Initially Perez wanted to open a community kitchen in his home area of Bayamon, but the municipality said they couldn’t support it. So he joined Chefs For Puerto Rico and came to El Choli to work long hours cooking thousands of meals. “My family thought it was risky and then they were concerned because I was doing crazy hours,” he said. “Emotionally I felt useless to my family, to my wife. Especially my wife Carla. She left school because she had to pay for my treatment. It took a toll on me. But since we started here, she supported me all the way. She said she didn’t care it has no pay. I just need to get out to do what I want. She even went with me to make sure I wasn’t doing anything too crazy. She said, ‘Go and do it. You are passionate about this.’ “I wish I could do this forever. I have never seen so many chefs, so many different people, work so well together, with one purpose, for one idea.”
What inspired Alejandro to do all this? Meeting people on the island in worse situations. “I met this lady in Rincón whose house was gone,” he recalled. “It was just a wooden frame. She was living behind a wall. She stayed in her bathroom through the hurricane as her house was getting ripped apart. But she was a community leader and she was helping everyone else. She was the one who needed help the most, but she was helping others. What we do here isn’t one third of what has to be done. There are people sacrificing themselves. We’re just giving our time and our skills. When I think things are going bad, I just go through my phone and look at photos like that. It’s a reminder that it doesn’t matter what goes on inside the kitchen. It’s all for the greater good.”
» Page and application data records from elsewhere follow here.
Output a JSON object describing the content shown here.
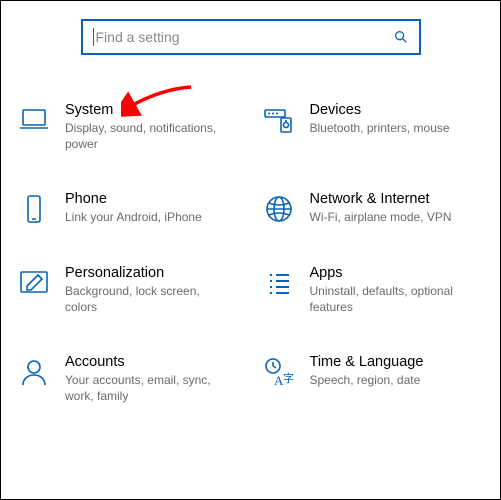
{
  "search": {
    "placeholder": "Find a setting"
  },
  "tiles": [
    {
      "icon": "laptop-icon",
      "title": "System",
      "desc": "Display, sound, notifications, power"
    },
    {
      "icon": "devices-icon",
      "title": "Devices",
      "desc": "Bluetooth, printers, mouse"
    },
    {
      "icon": "phone-icon",
      "title": "Phone",
      "desc": "Link your Android, iPhone"
    },
    {
      "icon": "network-icon",
      "title": "Network & Internet",
      "desc": "Wi-Fi, airplane mode, VPN"
    },
    {
      "icon": "brush-icon",
      "title": "Personalization",
      "desc": "Background, lock screen, colors"
    },
    {
      "icon": "apps-icon",
      "title": "Apps",
      "desc": "Uninstall, defaults, optional features"
    },
    {
      "icon": "person-icon",
      "title": "Accounts",
      "desc": "Your accounts, email, sync, work, family"
    },
    {
      "icon": "clock-lang-icon",
      "title": "Time & Language",
      "desc": "Speech, region, date"
    }
  ],
  "accent": "#0a63b8",
  "annotation": {
    "arrow_color": "#ff0000",
    "points_to": "System"
  }
}
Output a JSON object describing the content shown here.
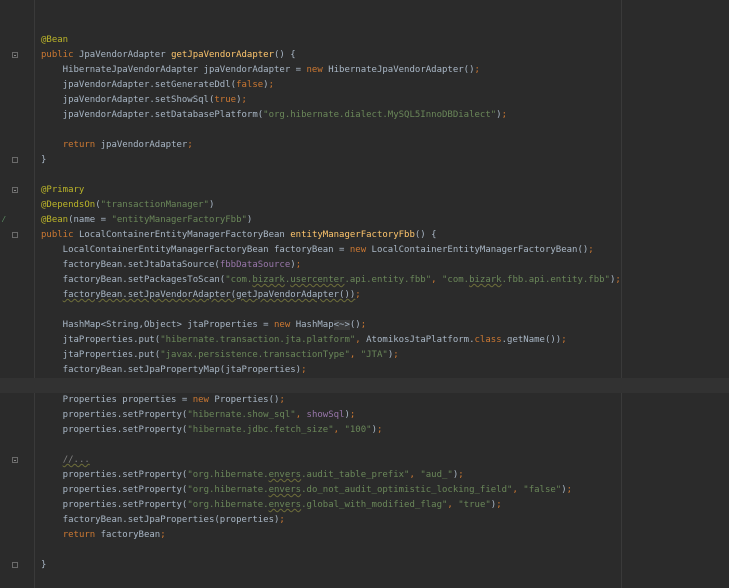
{
  "editor": {
    "lines": [
      {
        "fold": "none",
        "tokens": [
          {
            "t": "@Bean",
            "c": "a"
          }
        ]
      },
      {
        "fold": "open",
        "tokens": [
          {
            "t": "public ",
            "c": "k"
          },
          {
            "t": "JpaVendorAdapter ",
            "c": ""
          },
          {
            "t": "getJpaVendorAdapter",
            "c": "f"
          },
          {
            "t": "() {",
            "c": ""
          }
        ]
      },
      {
        "fold": "none",
        "tokens": [
          {
            "t": "    HibernateJpaVendorAdapter jpaVendorAdapter = ",
            "c": ""
          },
          {
            "t": "new ",
            "c": "k"
          },
          {
            "t": "HibernateJpaVendorAdapter()",
            "c": ""
          },
          {
            "t": ";",
            "c": "k"
          }
        ]
      },
      {
        "fold": "none",
        "tokens": [
          {
            "t": "    jpaVendorAdapter.setGenerateDdl(",
            "c": ""
          },
          {
            "t": "false",
            "c": "k"
          },
          {
            "t": ")",
            "c": ""
          },
          {
            "t": ";",
            "c": "k"
          }
        ]
      },
      {
        "fold": "none",
        "tokens": [
          {
            "t": "    jpaVendorAdapter.setShowSql(",
            "c": ""
          },
          {
            "t": "true",
            "c": "k"
          },
          {
            "t": ")",
            "c": ""
          },
          {
            "t": ";",
            "c": "k"
          }
        ]
      },
      {
        "fold": "none",
        "tokens": [
          {
            "t": "    jpaVendorAdapter.setDatabasePlatform(",
            "c": ""
          },
          {
            "t": "\"org.hibernate.dialect.MySQL5InnoDBDialect\"",
            "c": "s"
          },
          {
            "t": ")",
            "c": ""
          },
          {
            "t": ";",
            "c": "k"
          }
        ]
      },
      {
        "fold": "none",
        "tokens": []
      },
      {
        "fold": "none",
        "tokens": [
          {
            "t": "    ",
            "c": ""
          },
          {
            "t": "return ",
            "c": "k"
          },
          {
            "t": "jpaVendorAdapter",
            "c": ""
          },
          {
            "t": ";",
            "c": "k"
          }
        ]
      },
      {
        "fold": "close",
        "tokens": [
          {
            "t": "}",
            "c": ""
          }
        ]
      },
      {
        "fold": "none",
        "tokens": []
      },
      {
        "fold": "open",
        "tokens": [
          {
            "t": "@Primary",
            "c": "a"
          }
        ]
      },
      {
        "fold": "none",
        "tokens": [
          {
            "t": "@DependsOn",
            "c": "a"
          },
          {
            "t": "(",
            "c": ""
          },
          {
            "t": "\"transactionManager\"",
            "c": "s"
          },
          {
            "t": ")",
            "c": ""
          }
        ]
      },
      {
        "fold": "none",
        "vcs": true,
        "tokens": [
          {
            "t": "@Bean",
            "c": "a"
          },
          {
            "t": "(name = ",
            "c": ""
          },
          {
            "t": "\"entityManagerFactoryFbb\"",
            "c": "s"
          },
          {
            "t": ")",
            "c": ""
          }
        ]
      },
      {
        "fold": "close",
        "tokens": [
          {
            "t": "public ",
            "c": "k"
          },
          {
            "t": "LocalContainerEntityManagerFactoryBean ",
            "c": ""
          },
          {
            "t": "entityManagerFactoryFbb",
            "c": "f"
          },
          {
            "t": "() {",
            "c": ""
          }
        ]
      },
      {
        "fold": "none",
        "tokens": [
          {
            "t": "    LocalContainerEntityManagerFactoryBean factoryBean = ",
            "c": ""
          },
          {
            "t": "new ",
            "c": "k"
          },
          {
            "t": "LocalContainerEntityManagerFactoryBean()",
            "c": ""
          },
          {
            "t": ";",
            "c": "k"
          }
        ]
      },
      {
        "fold": "none",
        "tokens": [
          {
            "t": "    factoryBean.setJtaDataSource(",
            "c": ""
          },
          {
            "t": "fbbDataSource",
            "c": "v"
          },
          {
            "t": ")",
            "c": ""
          },
          {
            "t": ";",
            "c": "k"
          }
        ]
      },
      {
        "fold": "none",
        "tokens": [
          {
            "t": "    factoryBean.setPackagesToScan(",
            "c": ""
          },
          {
            "t": "\"com.",
            "c": "s"
          },
          {
            "t": "bizark",
            "c": "s u"
          },
          {
            "t": ".",
            "c": "s"
          },
          {
            "t": "usercenter",
            "c": "s u"
          },
          {
            "t": ".api.entity.fbb\"",
            "c": "s"
          },
          {
            "t": ", ",
            "c": "k"
          },
          {
            "t": "\"com.",
            "c": "s"
          },
          {
            "t": "bizark",
            "c": "s u"
          },
          {
            "t": ".fbb.api.entity.fbb\"",
            "c": "s"
          },
          {
            "t": ")",
            "c": ""
          },
          {
            "t": ";",
            "c": "k"
          }
        ]
      },
      {
        "fold": "none",
        "tokens": [
          {
            "t": "    ",
            "c": ""
          },
          {
            "t": "factoryBean.setJpaVendorAdapter(getJpaVendorAdapter())",
            "c": "u"
          },
          {
            "t": ";",
            "c": "k"
          }
        ]
      },
      {
        "fold": "none",
        "tokens": []
      },
      {
        "fold": "none",
        "tokens": [
          {
            "t": "    HashMap<String,Object> jtaProperties = ",
            "c": ""
          },
          {
            "t": "new ",
            "c": "k"
          },
          {
            "t": "HashMap",
            "c": ""
          },
          {
            "t": "<~>",
            "c": "hl"
          },
          {
            "t": "()",
            "c": ""
          },
          {
            "t": ";",
            "c": "k"
          }
        ]
      },
      {
        "fold": "none",
        "tokens": [
          {
            "t": "    jtaProperties.put(",
            "c": ""
          },
          {
            "t": "\"hibernate.transaction.jta.platform\"",
            "c": "s"
          },
          {
            "t": ", ",
            "c": "k"
          },
          {
            "t": "AtomikosJtaPlatform.",
            "c": ""
          },
          {
            "t": "class",
            "c": "k"
          },
          {
            "t": ".getName())",
            "c": ""
          },
          {
            "t": ";",
            "c": "k"
          }
        ]
      },
      {
        "fold": "none",
        "tokens": [
          {
            "t": "    jtaProperties.put(",
            "c": ""
          },
          {
            "t": "\"javax.persistence.transactionType\"",
            "c": "s"
          },
          {
            "t": ", ",
            "c": "k"
          },
          {
            "t": "\"JTA\"",
            "c": "s"
          },
          {
            "t": ")",
            "c": ""
          },
          {
            "t": ";",
            "c": "k"
          }
        ]
      },
      {
        "fold": "none",
        "tokens": [
          {
            "t": "    factoryBean.setJpaPropertyMap(jtaProperties)",
            "c": ""
          },
          {
            "t": ";",
            "c": "k"
          }
        ]
      },
      {
        "fold": "none",
        "current": true,
        "tokens": []
      },
      {
        "fold": "none",
        "tokens": [
          {
            "t": "    Properties properties = ",
            "c": ""
          },
          {
            "t": "new ",
            "c": "k"
          },
          {
            "t": "Properties()",
            "c": ""
          },
          {
            "t": ";",
            "c": "k"
          }
        ]
      },
      {
        "fold": "none",
        "tokens": [
          {
            "t": "    properties.setProperty(",
            "c": ""
          },
          {
            "t": "\"hibernate.show_sql\"",
            "c": "s"
          },
          {
            "t": ", ",
            "c": "k"
          },
          {
            "t": "showSql",
            "c": "v"
          },
          {
            "t": ")",
            "c": ""
          },
          {
            "t": ";",
            "c": "k"
          }
        ]
      },
      {
        "fold": "none",
        "tokens": [
          {
            "t": "    properties.setProperty(",
            "c": ""
          },
          {
            "t": "\"hibernate.jdbc.fetch_size\"",
            "c": "s"
          },
          {
            "t": ", ",
            "c": "k"
          },
          {
            "t": "\"100\"",
            "c": "s"
          },
          {
            "t": ")",
            "c": ""
          },
          {
            "t": ";",
            "c": "k"
          }
        ]
      },
      {
        "fold": "none",
        "tokens": []
      },
      {
        "fold": "open",
        "tokens": [
          {
            "t": "    ",
            "c": ""
          },
          {
            "t": "//...",
            "c": "c u"
          }
        ]
      },
      {
        "fold": "none",
        "tokens": [
          {
            "t": "    properties.setProperty(",
            "c": ""
          },
          {
            "t": "\"org.hibernate.",
            "c": "s"
          },
          {
            "t": "envers",
            "c": "s u"
          },
          {
            "t": ".audit_table_prefix\"",
            "c": "s"
          },
          {
            "t": ", ",
            "c": "k"
          },
          {
            "t": "\"aud_\"",
            "c": "s"
          },
          {
            "t": ")",
            "c": ""
          },
          {
            "t": ";",
            "c": "k"
          }
        ]
      },
      {
        "fold": "none",
        "tokens": [
          {
            "t": "    properties.setProperty(",
            "c": ""
          },
          {
            "t": "\"org.hibernate.",
            "c": "s"
          },
          {
            "t": "envers",
            "c": "s u"
          },
          {
            "t": ".do_not_audit_optimistic_locking_field\"",
            "c": "s"
          },
          {
            "t": ", ",
            "c": "k"
          },
          {
            "t": "\"false\"",
            "c": "s"
          },
          {
            "t": ")",
            "c": ""
          },
          {
            "t": ";",
            "c": "k"
          }
        ]
      },
      {
        "fold": "none",
        "tokens": [
          {
            "t": "    properties.setProperty(",
            "c": ""
          },
          {
            "t": "\"org.hibernate.",
            "c": "s"
          },
          {
            "t": "envers",
            "c": "s u"
          },
          {
            "t": ".global_with_modified_flag\"",
            "c": "s"
          },
          {
            "t": ", ",
            "c": "k"
          },
          {
            "t": "\"true\"",
            "c": "s"
          },
          {
            "t": ")",
            "c": ""
          },
          {
            "t": ";",
            "c": "k"
          }
        ]
      },
      {
        "fold": "none",
        "tokens": [
          {
            "t": "    factoryBean.setJpaProperties(properties)",
            "c": ""
          },
          {
            "t": ";",
            "c": "k"
          }
        ]
      },
      {
        "fold": "none",
        "tokens": [
          {
            "t": "    ",
            "c": ""
          },
          {
            "t": "return ",
            "c": "k"
          },
          {
            "t": "factoryBean",
            "c": ""
          },
          {
            "t": ";",
            "c": "k"
          }
        ]
      },
      {
        "fold": "none",
        "tokens": []
      },
      {
        "fold": "close",
        "tokens": [
          {
            "t": "}",
            "c": ""
          }
        ]
      }
    ]
  }
}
Erin organized a doctor to get him a checkup and the news was amazing: he was in full remission. When Alejandro returned to El Choli, everyone stood outside cheering, holding signs to celebrate his spirit and good health. It looked like another miracle.